-- ABOUT THIS EXERCISE --
Return the lines below in which the string "with" occurs.

Component data from apps and pages
● ● ● ● ●
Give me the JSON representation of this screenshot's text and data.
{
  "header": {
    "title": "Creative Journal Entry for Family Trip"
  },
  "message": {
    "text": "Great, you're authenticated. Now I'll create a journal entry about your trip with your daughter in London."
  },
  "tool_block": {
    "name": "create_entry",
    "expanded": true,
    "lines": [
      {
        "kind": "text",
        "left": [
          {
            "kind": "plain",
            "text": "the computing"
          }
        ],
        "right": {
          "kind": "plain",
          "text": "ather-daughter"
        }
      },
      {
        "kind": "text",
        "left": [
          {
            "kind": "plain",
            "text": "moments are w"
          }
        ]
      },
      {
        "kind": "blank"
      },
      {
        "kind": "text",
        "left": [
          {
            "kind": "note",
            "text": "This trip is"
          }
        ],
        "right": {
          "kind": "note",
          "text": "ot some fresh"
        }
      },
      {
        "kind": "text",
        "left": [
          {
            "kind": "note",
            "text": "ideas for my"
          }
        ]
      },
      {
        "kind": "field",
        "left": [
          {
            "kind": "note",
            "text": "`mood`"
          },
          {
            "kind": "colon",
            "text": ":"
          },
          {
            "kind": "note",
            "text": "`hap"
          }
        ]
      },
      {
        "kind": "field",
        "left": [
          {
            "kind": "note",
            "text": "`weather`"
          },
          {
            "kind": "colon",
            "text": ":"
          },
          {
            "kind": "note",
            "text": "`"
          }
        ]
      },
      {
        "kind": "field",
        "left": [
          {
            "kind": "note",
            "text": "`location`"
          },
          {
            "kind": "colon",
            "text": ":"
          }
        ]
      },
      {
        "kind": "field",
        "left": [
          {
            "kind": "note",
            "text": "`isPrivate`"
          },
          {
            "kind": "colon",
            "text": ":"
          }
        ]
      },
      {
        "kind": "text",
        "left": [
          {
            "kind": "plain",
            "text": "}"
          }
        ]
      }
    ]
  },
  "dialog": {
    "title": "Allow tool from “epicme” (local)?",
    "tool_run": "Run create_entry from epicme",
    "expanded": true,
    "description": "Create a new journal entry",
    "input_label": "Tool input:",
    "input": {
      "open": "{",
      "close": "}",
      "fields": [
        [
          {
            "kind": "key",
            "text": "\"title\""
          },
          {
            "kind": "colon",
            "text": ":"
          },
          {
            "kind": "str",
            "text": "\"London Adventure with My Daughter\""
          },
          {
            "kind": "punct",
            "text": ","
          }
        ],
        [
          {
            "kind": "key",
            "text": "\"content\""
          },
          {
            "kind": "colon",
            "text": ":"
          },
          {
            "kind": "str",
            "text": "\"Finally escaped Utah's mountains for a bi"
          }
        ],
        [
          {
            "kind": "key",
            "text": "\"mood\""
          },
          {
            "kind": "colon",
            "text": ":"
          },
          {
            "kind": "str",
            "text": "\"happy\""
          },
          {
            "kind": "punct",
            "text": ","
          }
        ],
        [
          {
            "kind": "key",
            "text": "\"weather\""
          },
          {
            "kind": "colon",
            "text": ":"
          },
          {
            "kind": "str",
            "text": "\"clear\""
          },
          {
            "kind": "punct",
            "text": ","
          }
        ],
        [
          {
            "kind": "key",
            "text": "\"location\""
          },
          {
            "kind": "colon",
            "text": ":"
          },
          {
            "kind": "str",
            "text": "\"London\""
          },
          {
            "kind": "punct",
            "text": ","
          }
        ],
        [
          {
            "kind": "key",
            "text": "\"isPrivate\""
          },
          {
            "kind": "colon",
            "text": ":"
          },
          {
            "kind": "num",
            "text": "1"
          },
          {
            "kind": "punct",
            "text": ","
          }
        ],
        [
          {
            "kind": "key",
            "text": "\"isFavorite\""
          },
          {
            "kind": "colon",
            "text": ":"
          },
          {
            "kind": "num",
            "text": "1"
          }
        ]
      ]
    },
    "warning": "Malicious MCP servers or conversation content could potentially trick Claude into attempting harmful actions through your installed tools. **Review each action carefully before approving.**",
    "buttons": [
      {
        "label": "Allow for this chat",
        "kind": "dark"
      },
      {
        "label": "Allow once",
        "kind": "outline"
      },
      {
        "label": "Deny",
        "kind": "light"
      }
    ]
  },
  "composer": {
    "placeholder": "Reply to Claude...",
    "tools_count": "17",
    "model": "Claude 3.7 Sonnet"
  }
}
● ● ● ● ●
-- REPLY TO THE TASK --
    "text": "Great, you're authenticated. Now I'll create a journal entry about your trip with your daughter in London."
            "text": "\"London Adventure with My Daughter\""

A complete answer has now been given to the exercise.